The city of Fez is recognized as the cultural capital of Morocco. Visiting Fez means discovering Morocco in an authentic way, and far from the mass tourism of the country’s other major cities. The city is full of small streets, and craftsmen working in the open air. Losing yourself in Fez is the best way to discover the city. However, some places are absolutely worth a visit:
The medina is simply the old town, the historical heart of Fez. A UNESCO World Heritage Site since 1981, the district is made up of a maze of small, intersecting alleys, but also of most of the places of interest in the city of Fez: its souks, mosques, squares, etc. Most of the sites to visit date from between the 13th and 15th centuries. You can enter the medina from two main gates, both magnificent: the Bab Bou Djeloud gate, considered as the official entrance to the city, and the Bab Dekatène gate. Within the ramparts, the district is only pedestrian, so it is up to the donkeys to transport the goods.
You can’t visit Fez without going for a walk in one of the many souks of the city and admiring the know-how of the few thousand craftsmen who work there. The place is perfect to buy a souvenir typical of the city of Fez: jewellery, clothes, ceramics, etc. , which you will find in the middle of colours and smells. The potteries of Fez would be the most beautiful in Morocco, and the blue used for painting obtained from a recipe kept secret.
It is possible to discover the work of leather tanners in Fez. You can walk between the pools, and thus understand the different stages of leather work, but you can also take a look at the surrounding terraces to admire the tannery as a whole. The one in Chouara is the oldest (it was already open in the Middle Ages), and the most interesting.
The Karaouiyine mosque
The Karaouiyine mosque is in fact also a university, and not just any university. It is in fact the oldest university in the arable world still open today. As with all other mosques, its entrance is unfortunately forbidden to non-Muslims, but there is nothing to prevent them from admiring the finesse of the building’s exterior ornaments.

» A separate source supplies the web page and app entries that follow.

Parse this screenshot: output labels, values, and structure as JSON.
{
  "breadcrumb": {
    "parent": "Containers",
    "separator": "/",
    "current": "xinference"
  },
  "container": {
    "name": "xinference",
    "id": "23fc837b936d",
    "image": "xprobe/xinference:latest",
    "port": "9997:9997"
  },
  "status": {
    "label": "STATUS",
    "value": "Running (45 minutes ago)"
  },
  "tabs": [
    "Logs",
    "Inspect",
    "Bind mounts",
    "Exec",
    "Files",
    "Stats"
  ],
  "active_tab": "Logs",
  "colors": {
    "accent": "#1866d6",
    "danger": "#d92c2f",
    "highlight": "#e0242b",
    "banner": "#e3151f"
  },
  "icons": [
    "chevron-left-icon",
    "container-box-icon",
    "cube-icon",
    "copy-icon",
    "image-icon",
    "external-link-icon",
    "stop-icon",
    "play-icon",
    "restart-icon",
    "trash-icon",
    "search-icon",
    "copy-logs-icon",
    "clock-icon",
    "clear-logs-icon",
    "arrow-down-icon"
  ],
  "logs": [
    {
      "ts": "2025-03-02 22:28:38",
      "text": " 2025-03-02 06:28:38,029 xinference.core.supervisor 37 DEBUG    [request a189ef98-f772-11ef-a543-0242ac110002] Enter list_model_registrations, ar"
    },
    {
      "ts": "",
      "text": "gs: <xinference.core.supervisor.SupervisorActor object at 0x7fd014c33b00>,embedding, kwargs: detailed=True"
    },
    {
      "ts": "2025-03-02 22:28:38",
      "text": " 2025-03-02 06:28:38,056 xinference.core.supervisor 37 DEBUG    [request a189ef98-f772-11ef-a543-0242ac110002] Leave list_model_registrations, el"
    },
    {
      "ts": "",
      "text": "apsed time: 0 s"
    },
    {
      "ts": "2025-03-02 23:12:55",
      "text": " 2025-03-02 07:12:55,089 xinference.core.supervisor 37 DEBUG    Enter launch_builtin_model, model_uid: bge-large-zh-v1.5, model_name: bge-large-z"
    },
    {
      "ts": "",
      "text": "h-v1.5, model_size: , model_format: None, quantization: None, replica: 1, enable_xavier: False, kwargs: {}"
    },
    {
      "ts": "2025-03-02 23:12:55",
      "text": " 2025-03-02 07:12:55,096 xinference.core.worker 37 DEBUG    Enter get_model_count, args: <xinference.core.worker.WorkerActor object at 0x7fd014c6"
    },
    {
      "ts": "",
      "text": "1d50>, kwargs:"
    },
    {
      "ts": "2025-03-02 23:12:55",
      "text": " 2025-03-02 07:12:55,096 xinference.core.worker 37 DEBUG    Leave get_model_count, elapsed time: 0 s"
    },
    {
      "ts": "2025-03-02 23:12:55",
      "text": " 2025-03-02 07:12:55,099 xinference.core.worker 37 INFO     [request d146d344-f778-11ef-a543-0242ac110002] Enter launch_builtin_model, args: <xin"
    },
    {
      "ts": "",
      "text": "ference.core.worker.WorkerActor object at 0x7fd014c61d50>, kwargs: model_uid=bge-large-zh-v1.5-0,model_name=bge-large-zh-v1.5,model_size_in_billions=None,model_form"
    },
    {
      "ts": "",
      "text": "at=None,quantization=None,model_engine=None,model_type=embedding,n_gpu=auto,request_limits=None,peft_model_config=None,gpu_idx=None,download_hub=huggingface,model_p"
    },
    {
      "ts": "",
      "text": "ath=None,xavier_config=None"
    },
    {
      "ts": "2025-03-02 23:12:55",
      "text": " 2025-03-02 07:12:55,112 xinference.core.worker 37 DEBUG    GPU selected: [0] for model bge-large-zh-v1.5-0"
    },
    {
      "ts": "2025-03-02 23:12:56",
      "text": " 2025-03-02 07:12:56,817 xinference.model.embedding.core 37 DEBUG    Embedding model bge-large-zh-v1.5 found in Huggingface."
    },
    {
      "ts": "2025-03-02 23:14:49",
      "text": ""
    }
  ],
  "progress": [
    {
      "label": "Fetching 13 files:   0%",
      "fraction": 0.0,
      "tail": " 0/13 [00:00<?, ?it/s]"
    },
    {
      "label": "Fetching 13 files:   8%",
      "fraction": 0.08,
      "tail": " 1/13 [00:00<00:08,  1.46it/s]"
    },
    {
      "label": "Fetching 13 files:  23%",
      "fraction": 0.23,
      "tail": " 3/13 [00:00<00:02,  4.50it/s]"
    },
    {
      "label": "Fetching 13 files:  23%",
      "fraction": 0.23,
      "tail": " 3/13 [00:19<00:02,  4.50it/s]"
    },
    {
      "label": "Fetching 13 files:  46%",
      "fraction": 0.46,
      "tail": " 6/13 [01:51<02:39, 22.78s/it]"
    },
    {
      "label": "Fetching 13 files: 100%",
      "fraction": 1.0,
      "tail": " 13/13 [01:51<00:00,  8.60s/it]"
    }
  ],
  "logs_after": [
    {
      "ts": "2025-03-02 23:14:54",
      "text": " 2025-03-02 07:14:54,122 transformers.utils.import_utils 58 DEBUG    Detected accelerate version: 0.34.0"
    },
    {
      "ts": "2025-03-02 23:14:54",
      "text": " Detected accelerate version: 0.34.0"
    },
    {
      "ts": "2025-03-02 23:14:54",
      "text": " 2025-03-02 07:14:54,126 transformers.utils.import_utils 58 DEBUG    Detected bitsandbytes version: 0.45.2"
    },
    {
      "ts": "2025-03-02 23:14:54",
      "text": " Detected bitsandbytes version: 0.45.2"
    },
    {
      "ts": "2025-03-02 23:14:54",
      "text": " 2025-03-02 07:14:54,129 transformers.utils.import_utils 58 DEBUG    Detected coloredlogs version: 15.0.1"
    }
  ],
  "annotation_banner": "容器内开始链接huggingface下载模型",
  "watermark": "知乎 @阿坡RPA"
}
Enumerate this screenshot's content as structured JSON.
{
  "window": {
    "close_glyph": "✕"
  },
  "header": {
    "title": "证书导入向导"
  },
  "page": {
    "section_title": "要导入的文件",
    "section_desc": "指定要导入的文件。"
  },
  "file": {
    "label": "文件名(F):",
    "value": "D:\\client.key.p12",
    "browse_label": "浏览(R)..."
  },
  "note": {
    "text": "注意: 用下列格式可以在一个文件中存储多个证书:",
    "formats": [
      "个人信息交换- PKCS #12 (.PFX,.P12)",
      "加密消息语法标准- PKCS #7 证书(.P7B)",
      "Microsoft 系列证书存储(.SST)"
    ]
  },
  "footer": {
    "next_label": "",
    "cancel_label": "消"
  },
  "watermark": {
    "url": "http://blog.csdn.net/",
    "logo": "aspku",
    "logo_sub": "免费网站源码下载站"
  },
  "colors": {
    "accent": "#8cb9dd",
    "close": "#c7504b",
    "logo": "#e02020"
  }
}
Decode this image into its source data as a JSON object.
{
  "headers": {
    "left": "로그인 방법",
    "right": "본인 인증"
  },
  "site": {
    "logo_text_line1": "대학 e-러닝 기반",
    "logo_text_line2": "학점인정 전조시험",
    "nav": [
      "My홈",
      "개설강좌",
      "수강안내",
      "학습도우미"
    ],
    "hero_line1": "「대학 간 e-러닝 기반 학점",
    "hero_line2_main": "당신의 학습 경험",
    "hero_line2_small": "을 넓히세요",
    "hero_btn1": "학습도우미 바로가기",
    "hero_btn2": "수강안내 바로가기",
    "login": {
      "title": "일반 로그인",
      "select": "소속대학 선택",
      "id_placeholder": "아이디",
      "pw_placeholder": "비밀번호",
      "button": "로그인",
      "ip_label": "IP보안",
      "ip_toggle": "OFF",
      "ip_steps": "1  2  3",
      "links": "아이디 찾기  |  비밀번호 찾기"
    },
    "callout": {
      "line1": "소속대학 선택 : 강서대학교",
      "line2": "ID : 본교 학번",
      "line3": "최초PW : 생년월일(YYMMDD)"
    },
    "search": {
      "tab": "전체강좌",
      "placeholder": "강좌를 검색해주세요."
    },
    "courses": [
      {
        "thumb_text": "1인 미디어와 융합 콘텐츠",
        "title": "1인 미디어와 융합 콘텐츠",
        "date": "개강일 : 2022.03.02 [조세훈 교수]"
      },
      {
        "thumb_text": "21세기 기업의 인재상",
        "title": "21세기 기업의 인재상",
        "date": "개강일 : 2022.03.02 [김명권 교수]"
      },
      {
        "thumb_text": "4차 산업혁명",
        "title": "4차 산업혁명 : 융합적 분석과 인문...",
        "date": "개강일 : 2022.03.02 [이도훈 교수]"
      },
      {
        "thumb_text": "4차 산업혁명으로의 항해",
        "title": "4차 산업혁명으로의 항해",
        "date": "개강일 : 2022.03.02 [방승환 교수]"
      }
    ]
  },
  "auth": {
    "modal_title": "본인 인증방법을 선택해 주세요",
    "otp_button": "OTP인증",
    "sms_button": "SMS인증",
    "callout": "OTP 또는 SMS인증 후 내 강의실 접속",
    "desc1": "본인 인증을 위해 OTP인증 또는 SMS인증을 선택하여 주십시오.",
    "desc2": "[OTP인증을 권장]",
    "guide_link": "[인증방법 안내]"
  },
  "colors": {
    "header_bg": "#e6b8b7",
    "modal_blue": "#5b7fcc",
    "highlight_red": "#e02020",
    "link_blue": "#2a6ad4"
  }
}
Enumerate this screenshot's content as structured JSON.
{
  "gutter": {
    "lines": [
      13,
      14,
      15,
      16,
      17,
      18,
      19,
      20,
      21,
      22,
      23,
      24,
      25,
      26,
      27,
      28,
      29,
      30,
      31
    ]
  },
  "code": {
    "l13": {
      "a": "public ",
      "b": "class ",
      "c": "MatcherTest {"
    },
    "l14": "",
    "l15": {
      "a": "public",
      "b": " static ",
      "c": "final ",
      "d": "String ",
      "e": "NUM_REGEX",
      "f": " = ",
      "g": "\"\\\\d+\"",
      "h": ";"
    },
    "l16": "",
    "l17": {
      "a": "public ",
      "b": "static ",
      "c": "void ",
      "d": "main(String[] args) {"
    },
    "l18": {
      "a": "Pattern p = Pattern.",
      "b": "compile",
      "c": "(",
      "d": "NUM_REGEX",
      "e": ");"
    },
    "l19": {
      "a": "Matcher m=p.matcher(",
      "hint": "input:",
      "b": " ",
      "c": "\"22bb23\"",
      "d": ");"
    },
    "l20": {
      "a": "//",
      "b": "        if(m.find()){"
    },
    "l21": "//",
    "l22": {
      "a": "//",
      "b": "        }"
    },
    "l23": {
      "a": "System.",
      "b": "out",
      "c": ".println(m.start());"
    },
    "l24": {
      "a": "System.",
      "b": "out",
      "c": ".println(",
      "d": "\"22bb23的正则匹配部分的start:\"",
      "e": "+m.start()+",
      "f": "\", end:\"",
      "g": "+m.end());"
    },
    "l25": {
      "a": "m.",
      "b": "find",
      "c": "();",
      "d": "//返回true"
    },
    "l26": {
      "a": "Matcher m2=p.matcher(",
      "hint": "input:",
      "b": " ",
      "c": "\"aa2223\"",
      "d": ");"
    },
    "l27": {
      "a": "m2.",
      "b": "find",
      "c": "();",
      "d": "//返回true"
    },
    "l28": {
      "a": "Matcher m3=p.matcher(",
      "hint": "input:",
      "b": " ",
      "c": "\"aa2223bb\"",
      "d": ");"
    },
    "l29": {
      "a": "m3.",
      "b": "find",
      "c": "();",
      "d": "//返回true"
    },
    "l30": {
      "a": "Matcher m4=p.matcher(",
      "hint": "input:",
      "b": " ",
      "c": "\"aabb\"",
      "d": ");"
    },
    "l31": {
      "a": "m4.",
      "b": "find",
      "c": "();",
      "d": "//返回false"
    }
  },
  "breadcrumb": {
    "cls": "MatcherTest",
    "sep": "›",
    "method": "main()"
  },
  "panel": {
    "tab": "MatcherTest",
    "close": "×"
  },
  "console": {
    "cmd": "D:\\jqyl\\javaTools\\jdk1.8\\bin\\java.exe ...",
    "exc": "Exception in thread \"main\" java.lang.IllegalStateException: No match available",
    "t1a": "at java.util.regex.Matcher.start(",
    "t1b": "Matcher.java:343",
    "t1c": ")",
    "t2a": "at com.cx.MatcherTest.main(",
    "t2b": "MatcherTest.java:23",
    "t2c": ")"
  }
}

Medersas are old Koranic schools that can now be visited. The Bou Inania medersa, to the north of the medina, dates from the 14th century and is very impressive because of its oversized dimensions. The medersa Attarine is located in the heart of the medina. It is smaller, but its calligraphy and mosaics leave it nothing to envy to other medersas. The oldest of all dates from 1280, it is the medersa Seffarine, whose decorations are reminiscent of traditional Moroccan houses.
On this pretty square, and in the surrounding streets, the craftsmen work mainly with copper, the opportunity to buy a teapot, a tea tray or a small saucepan as a souvenir.
The Royal Palace
The Royal Palace of Fez is the oldest palace in Morocco. Of course, you can’t enter it, but it would be a shame not to pass in front of its magnificent bronze and ceramic doors.
The Nejjarine Fountain
This fountain, located on Nejjarine Square, is a must in the city. It is made of wood and stone, and, like most of the city’s fountains, is dazzling in its colours.
There is nothing better to visit Fez than to get lost and discover the city as you go along. But don’t forget to go through the Janan Sbil garden, and take a walk in the Jewish quarter of Fez, which is quite different from the medina.